### WHAT YOU HAVE TO DO
In the entries below, find every line with "không" and copy it.

### DATASET ENTRIES
◇ ◇ ◇ ◇ ◇
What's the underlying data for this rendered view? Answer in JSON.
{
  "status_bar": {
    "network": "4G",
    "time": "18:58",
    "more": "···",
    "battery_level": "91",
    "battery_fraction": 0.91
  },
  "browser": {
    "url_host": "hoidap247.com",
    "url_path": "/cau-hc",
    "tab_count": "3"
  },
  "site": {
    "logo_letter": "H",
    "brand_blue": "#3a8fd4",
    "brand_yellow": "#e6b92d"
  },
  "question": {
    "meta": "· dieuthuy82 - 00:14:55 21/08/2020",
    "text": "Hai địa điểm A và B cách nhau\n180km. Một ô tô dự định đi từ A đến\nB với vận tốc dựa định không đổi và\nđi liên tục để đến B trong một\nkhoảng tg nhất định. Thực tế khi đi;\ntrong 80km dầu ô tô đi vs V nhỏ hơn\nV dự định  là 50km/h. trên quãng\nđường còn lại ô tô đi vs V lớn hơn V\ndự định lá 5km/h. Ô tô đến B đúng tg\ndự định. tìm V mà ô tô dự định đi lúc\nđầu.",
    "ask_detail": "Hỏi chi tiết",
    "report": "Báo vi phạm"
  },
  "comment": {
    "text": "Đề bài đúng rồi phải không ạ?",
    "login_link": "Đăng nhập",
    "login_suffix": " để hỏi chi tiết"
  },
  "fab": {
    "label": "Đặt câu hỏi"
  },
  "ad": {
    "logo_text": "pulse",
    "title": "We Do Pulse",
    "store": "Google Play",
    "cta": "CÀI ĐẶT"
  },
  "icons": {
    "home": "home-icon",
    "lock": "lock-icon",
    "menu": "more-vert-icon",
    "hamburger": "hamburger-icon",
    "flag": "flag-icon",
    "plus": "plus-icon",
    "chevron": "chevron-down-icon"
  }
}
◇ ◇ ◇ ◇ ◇
### PROBLEM SOLUTION
    "text": "Hai địa điểm A và B cách nhau\n180km. Một ô tô dự định đi từ A đến\nB với vận tốc dựa định không đổi và\nđi liên tục để đến B trong một\nkhoảng tg nhất định. Thực tế khi đi;\ntrong 80km dầu ô tô đi vs V nhỏ hơn\nV dự định  là 50km/h. trên quãng\nđường còn lại ô tô đi vs V lớn hơn V\ndự định lá 5km/h. Ô tô đến B đúng tg\ndự định. tìm V mà ô tô dự định đi lúc\nđầu.",
    "text": "Đề bài đúng rồi phải không ạ?",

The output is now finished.